They buy their feeder calves between 400 and 500 pounds from United Producers in Kentucky — all black and white Holsteins. The Holsteins cost less compared to colored breeds, and Phil said they produce well.
“And, they’re a whole lot easier to handle,” Phil said. “Other than chewing the barn down and licking everything.”
Barb Watts helps with books and office work, but she also runs the tractors and the combine, and during harvest, she spends a lot of time running the grain cart. The Watts haul their own cattle and contract them with buyers at the time they’re put in the barn.
Typically, they contract with JBS in Michigan and Tyson in Illinois, and haul regular semi loads of cattle to those plants as the cattle are finished.
The Watts were surprised to learn they had been nominated for the award. To them, farming is just their way of life and something they both grew up around. Phil was raised on a small farm close to his current farm, and Barb grew up on a 1,000-acre hill farm in Coshocton County, where they raised cattle and sheep.
“I don’t know what else to do,” Phil Watts said. “It’s what we’ve kind of always done — we love the livestock — we like the cattle. You’ve got to enjoy livestock or cattle to do it, because it sure is more demanding than just being a grain farmer.”
Of course, there is plenty of grain farming that gets done on the Watts’ farm. They produce about 1,200 acres of corn, along with 500 acres of soybeans and a couple hundred acres of wheat. But when it comes down to it, Phil said he’d rather work with the cows.
“I would rather go do chores than run a finishing tool in the field,” he said. On the other hand, “We have some employees who would rather do (field work), so they do that.”
Phil has been raising beef cattle on a commercial scale for at least the last 15 years. One of the things that helps him the most is his experience with the feed business.
He started working for the Granville Milling Co. right out of high school, in the late 1970s, and has learned a thing or two about how to mix rations and how to adjust them.
“If you don’t do some of those things with advanced nutrition, you’ll never make it,” he said. “You can’t follow along for too long without change.”’
Elizabeth Harsh, executive director of Ohio Cattlemen’s Association, said Phil has a “keen sense of nutrition” and knows how to market his animals.
“Their operation, no doubt, has a very big stake within the beef business,” she said. “They themselves are tremendous advocates in terms of promotion and advocating on behalf of the beef industry.”
Dave Felumlee, chairman of the Ohio Angus Association board and a director with the Ohio Cattlemen’s Association, said the farm looks good from the road, and from the inside.
“They’re very conscientious to do things the right way,” he said, adding that they have “a good, well-run farm.”

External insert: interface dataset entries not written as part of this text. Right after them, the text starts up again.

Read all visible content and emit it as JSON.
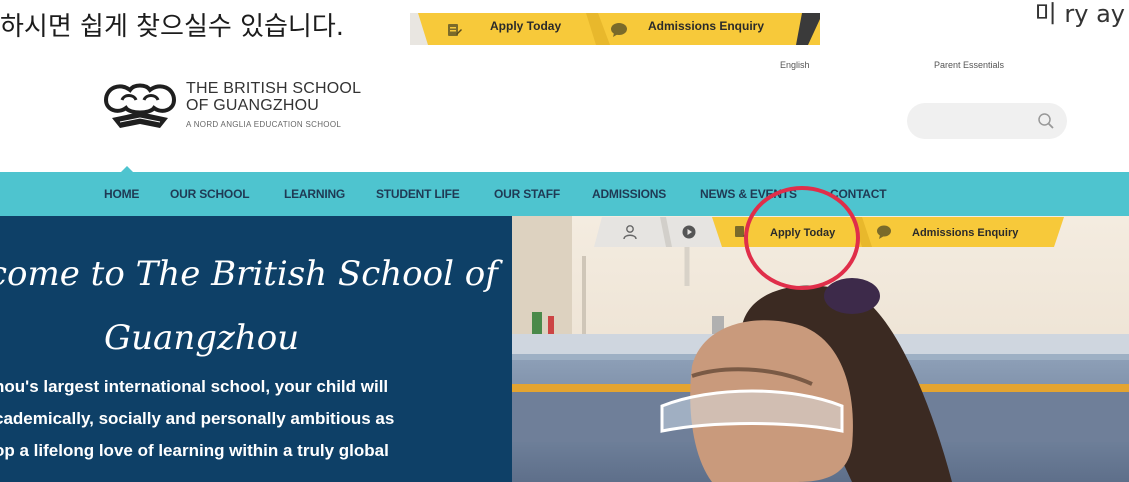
{
  "caption": {
    "text": "하시면 쉽게 찾으실수 있습니다.",
    "right_fragment": "미 ry ay"
  },
  "small_cta": {
    "apply_label": "Apply Today",
    "enquiry_label": "Admissions Enquiry"
  },
  "header": {
    "logo_line1": "THE BRITISH SCHOOL",
    "logo_line2": "OF GUANGZHOU",
    "logo_tagline": "A NORD ANGLIA EDUCATION SCHOOL",
    "language": "English",
    "parent_essentials": "Parent Essentials",
    "search_placeholder": ""
  },
  "nav": {
    "items": [
      {
        "label": "HOME"
      },
      {
        "label": "OUR SCHOOL"
      },
      {
        "label": "LEARNING"
      },
      {
        "label": "STUDENT LIFE"
      },
      {
        "label": "OUR STAFF"
      },
      {
        "label": "ADMISSIONS"
      },
      {
        "label": "NEWS & EVENTS"
      },
      {
        "label": "CONTACT"
      }
    ]
  },
  "hero": {
    "title_line1": "come to The British School of",
    "title_line2": "Guangzhou",
    "body_lines": [
      "hou's largest international school, your child will",
      "cademically, socially and personally ambitious as",
      "op a lifelong love of learning within a truly global"
    ]
  },
  "cta_bar": {
    "apply_label": "Apply Today",
    "enquiry_label": "Admissions Enquiry"
  },
  "colors": {
    "nav_bg": "#4ec4cf",
    "hero_bg": "#0e4067",
    "cta_yellow": "#f7c93a",
    "cta_grey": "#e6e4e1",
    "ring": "#e02e4a"
  }
}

Felumlee raises Angus cattle about 15 miles east of the Watts farm. He has known the Watts for many years and describes them as sharp, knowledgeable and dedicated.
“Phil knows his markets — what he’s got to do to do make a profit and he manages accordingly,” Felumlee said.Asked about his philosophy on farming, Phil said you need a good work ethic and to be able to manage.
“You see people who are hard workers that can’t manage, and you see people who are good managers but not workers. It takes a combination of those, in my opinion, to make a successful operation,” he said.
Barb said “you’ve got to put in a lot of hours” and have people involved who you can trust and who know what needs done.